A "reach" school is one where the average admitted applicant has better grades and test scores than you do. Although you might get in, you certainly can't count on it.

If all of your choices fall into the reach category, you need to broaden your horizons and include some others. Aside from the obvious chanciness of a reach application, you also can't expect a lot of financial aid. That's because the best packages are given to students with test scores that set them apart. (Some Ivy League schools are the exception. They will meet full or near-full need of all accepted students.)

Unless your family is very wealthy, and willing to pay the full cost of attendance, which now can range between $30,000 to $60,000 a year, you could get accepted to your dream school, but, regretfully, find out you can't afford to attend.

Apply to at Least One Safety School

What is a "safety school?" In this case, it's the opposite of a reach school. This is an institute in which your credentials put you well above average, which means college admissions officials will practically salivate over the thought of you attending.

That's because all colleges seek to improve their rank and standing. So they roll out the welcome mat for applicants who can help them achieve this.
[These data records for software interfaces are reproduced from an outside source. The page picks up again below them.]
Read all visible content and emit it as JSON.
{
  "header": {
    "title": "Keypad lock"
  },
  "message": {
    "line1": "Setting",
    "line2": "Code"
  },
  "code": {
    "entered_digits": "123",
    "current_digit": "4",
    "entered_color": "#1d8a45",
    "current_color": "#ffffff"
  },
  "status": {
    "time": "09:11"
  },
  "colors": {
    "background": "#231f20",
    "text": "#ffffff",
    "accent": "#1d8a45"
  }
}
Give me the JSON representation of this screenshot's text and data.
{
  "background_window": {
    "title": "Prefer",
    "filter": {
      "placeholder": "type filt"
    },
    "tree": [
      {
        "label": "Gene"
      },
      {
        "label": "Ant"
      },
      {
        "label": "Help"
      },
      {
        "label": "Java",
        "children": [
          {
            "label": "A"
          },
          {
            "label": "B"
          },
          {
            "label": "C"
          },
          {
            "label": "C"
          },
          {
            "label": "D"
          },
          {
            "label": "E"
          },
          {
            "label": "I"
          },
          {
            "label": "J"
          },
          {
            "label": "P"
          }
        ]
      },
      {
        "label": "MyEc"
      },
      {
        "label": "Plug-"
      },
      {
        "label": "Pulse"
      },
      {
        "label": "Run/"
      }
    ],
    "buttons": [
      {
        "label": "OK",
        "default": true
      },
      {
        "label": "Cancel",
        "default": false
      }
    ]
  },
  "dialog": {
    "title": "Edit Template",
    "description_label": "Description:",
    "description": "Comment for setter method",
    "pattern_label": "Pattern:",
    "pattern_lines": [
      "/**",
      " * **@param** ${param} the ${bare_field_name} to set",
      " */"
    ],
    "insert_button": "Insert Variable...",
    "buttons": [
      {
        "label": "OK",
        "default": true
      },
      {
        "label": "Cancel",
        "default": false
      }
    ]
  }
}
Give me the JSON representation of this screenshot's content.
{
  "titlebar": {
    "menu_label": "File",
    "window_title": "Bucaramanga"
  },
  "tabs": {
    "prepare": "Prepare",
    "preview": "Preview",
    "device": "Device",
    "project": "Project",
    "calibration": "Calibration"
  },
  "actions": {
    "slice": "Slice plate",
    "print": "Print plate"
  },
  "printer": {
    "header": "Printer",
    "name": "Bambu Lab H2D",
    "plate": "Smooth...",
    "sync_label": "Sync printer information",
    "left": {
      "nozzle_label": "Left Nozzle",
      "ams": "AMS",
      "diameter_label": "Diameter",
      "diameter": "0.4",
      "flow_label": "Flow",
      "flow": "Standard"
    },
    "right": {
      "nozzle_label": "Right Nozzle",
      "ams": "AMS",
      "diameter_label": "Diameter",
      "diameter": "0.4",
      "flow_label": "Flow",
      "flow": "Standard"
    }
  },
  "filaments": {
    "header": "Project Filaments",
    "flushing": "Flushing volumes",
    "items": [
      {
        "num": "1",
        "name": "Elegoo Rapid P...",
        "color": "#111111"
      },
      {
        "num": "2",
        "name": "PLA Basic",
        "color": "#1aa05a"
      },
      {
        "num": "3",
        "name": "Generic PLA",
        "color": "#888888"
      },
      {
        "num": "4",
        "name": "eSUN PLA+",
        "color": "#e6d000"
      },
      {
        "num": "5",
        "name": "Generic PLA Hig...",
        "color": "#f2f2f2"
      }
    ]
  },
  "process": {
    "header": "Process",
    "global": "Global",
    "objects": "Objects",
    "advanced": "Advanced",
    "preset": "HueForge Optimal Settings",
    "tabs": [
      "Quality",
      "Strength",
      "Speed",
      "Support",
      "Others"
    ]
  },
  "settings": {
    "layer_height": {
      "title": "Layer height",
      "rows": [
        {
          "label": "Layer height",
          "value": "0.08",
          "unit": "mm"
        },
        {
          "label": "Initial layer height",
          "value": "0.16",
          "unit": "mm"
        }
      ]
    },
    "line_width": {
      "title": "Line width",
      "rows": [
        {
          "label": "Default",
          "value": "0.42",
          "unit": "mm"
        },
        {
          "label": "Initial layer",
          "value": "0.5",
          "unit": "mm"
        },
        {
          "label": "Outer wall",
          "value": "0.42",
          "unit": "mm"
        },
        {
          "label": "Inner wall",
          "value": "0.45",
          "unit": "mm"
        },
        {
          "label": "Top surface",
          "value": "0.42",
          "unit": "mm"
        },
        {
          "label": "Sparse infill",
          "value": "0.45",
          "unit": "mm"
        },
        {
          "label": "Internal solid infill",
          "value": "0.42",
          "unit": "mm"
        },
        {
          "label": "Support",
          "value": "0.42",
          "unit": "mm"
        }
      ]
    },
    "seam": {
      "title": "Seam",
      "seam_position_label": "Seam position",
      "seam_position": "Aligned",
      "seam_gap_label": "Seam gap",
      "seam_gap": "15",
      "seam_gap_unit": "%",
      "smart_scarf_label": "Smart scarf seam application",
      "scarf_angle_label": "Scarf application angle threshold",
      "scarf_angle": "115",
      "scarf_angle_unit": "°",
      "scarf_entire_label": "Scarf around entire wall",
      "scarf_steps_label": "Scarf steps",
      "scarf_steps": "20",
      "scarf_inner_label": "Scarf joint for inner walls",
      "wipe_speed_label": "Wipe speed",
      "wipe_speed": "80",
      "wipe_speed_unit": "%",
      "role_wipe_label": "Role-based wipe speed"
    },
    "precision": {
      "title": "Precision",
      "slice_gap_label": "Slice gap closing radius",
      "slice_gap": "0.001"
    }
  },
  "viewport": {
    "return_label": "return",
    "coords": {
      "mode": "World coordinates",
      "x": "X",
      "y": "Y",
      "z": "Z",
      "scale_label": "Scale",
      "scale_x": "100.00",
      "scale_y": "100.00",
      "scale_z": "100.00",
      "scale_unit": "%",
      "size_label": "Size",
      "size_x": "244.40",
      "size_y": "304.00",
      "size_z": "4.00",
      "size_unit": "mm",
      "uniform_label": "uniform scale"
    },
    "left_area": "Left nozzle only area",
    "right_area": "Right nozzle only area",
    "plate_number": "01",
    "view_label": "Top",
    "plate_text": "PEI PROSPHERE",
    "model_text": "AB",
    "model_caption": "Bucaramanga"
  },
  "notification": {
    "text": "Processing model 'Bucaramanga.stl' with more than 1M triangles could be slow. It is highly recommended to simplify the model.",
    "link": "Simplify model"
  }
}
A safety school, in practical terms, is highly likely to accept you. It's also apt to give you tens of thousands of dollars in merit scholarships in order to make it possible for you to attend.